Mother’s Day Gift- the gift of peace of mind

Perhaps the best gift you can get your mother (and yourself) for Mother’s Day is an estate plan.  I tell my clients that it is their responsibility to make sure that their parents have estate plans.  Why?  Because when your parent dies, as the child, you (and your siblings) will have to organize and wrap up their affairs.  You can make your job much easier and you can save a lot of money by making sure that they have a well thought out estate plan. 
Estate planning does not just mean preparing a will.  A good estate attorney will not only prepare a will, but will also help you decide which property should pass outside of probate by way of transfer on death designations and can prepare a living will, power of attorney and health care power of attorney in the event that the testator becomes incompetent or incapacitated. 
Transfer on death designations are viewed as an easy way to save money and time because they give the beneficiaries immediate access to those assets rather than having to wait for a distribution through the probate court; however, transfer on death designations are not right for all people and all property and legal counsel should be sought before filling out any TOD paperwork.
Estate planning can keep family assets in the family in several ways.  You can express your wishes about how your assets should be divided after you are no longer able to make that determination by having a will prepared.  When the decedent’s wishes are expressed in a will, family members are less likely to fight over how the assets should be divided.  This will cut down on attorney’s fees and court costs that would arise if there were a dispute.  In addition, a testator can ask that the court waive a bond which can be costly depending on how large the estate is.  TOD designations are difficult to contest successfully and any assets transferred by TOD will go to the beneficiaries regardless of whether someone contests the testate or intestate distribution in probate court.

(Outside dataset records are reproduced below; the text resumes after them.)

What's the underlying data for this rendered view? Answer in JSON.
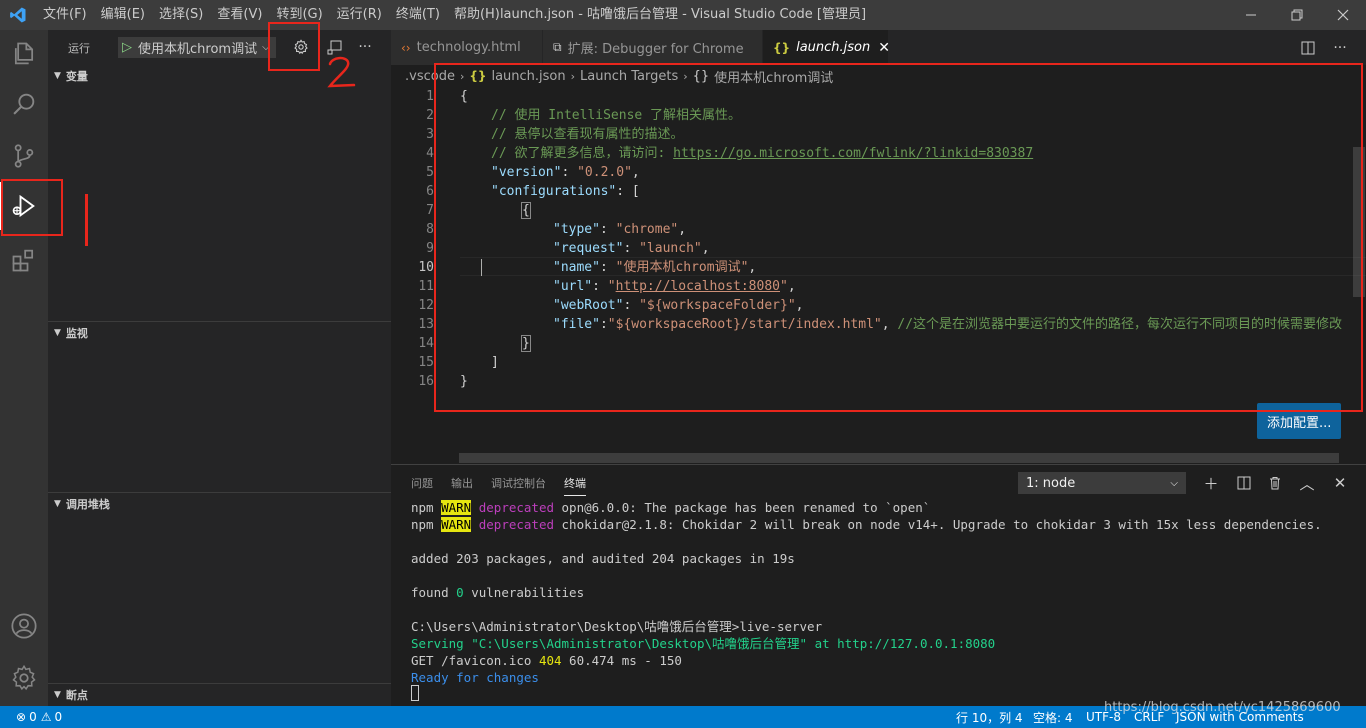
{
  "titlebar": {
    "logo": "vscode-logo",
    "menu": [
      "文件(F)",
      "编辑(E)",
      "选择(S)",
      "查看(V)",
      "转到(G)",
      "运行(R)",
      "终端(T)",
      "帮助(H)"
    ],
    "window_title": "launch.json - 咕噜饿后台管理 - Visual Studio Code [管理员]"
  },
  "activitybar": {
    "items": [
      "explorer-icon",
      "search-icon",
      "source-control-icon",
      "run-debug-icon",
      "extensions-icon"
    ],
    "bottom": [
      "account-icon",
      "settings-gear-icon"
    ]
  },
  "sidebar": {
    "title": "运行",
    "run_config": "使用本机chrom调试",
    "sections": {
      "variables": "变量",
      "watch": "监视",
      "call_stack": "调用堆栈",
      "breakpoints": "断点"
    }
  },
  "tabs": [
    {
      "label": "technology.html",
      "icon": "<>",
      "active": false
    },
    {
      "label": "扩展: Debugger for Chrome",
      "icon": "ext",
      "active": false
    },
    {
      "label": "launch.json",
      "icon": "{}",
      "active": true
    }
  ],
  "breadcrumb": {
    "folder": ".vscode",
    "file": "launch.json",
    "node1": "Launch Targets",
    "node2": "使用本机chrom调试"
  },
  "editor": {
    "line_numbers": [
      "1",
      "2",
      "3",
      "4",
      "5",
      "6",
      "7",
      "8",
      "9",
      "10",
      "11",
      "12",
      "13",
      "14",
      "15",
      "16"
    ],
    "open_brace": "{",
    "comment1": "// 使用 IntelliSense 了解相关属性。",
    "comment2": "// 悬停以查看现有属性的描述。",
    "comment3_text": "// 欲了解更多信息，请访问: ",
    "comment3_url": "https://go.microsoft.com/fwlink/?linkid=830387",
    "version_key": "\"version\"",
    "version_val": "\"0.2.0\"",
    "configurations_key": "\"configurations\"",
    "type_key": "\"type\"",
    "type_val": "\"chrome\"",
    "request_key": "\"request\"",
    "request_val": "\"launch\"",
    "name_key": "\"name\"",
    "name_val": "\"使用本机chrom调试\"",
    "url_key": "\"url\"",
    "url_val": "http://localhost:8080",
    "webroot_key": "\"webRoot\"",
    "webroot_val": "\"${workspaceFolder}\"",
    "file_key": "\"file\"",
    "file_val": "\"${workspaceRoot}/start/index.html\"",
    "file_comment": "//这个是在浏览器中要运行的文件的路径，每次运行不同项目的时候需要修改",
    "add_config_button": "添加配置..."
  },
  "panel": {
    "tabs": [
      "问题",
      "输出",
      "调试控制台",
      "终端"
    ],
    "active_tab": "终端",
    "terminal_select": "1: node",
    "terminal": {
      "l1_npm": "npm ",
      "l1_warn": "WARN",
      "l1_dep": " deprecated ",
      "l1_rest": "opn@6.0.0: The package has been renamed to `open`",
      "l2_npm": "npm ",
      "l2_warn": "WARN",
      "l2_dep": " deprecated ",
      "l2_rest": "chokidar@2.1.8: Chokidar 2 will break on node v14+. Upgrade to chokidar 3 with 15x less dependencies.",
      "l3": "added 203 packages, and audited 204 packages in 19s",
      "l4_a": "found ",
      "l4_num": "0",
      "l4_b": " vulnerabilities",
      "l5": "C:\\Users\\Administrator\\Desktop\\咕噜饿后台管理>live-server",
      "l6_a": "Serving \"C:\\Users\\Administrator\\Desktop\\咕噜饿后台管理\" at ",
      "l6_url": "http://127.0.0.1:8080",
      "l7_a": "GET /favicon.ico ",
      "l7_code": "404",
      "l7_b": " 60.474 ms - 150",
      "l8": "Ready for changes"
    }
  },
  "statusbar": {
    "errors": "0",
    "warnings": "0",
    "position": "行 10，列 4",
    "spaces": "空格: 4",
    "encoding": "UTF-8",
    "eol": "CRLF",
    "language": "JSON with Comments"
  },
  "watermark": "https://blog.csdn.net/yc1425869600",
  "annotations": {
    "step2_label": "2",
    "colors": {
      "annotation": "#e8261c",
      "accent": "#007acc"
    }
  }
}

Estate planning will not only make your life easier if the worst should happen, but it will also give your parents peace of mind that they didn’t have before; something that every parent deserves.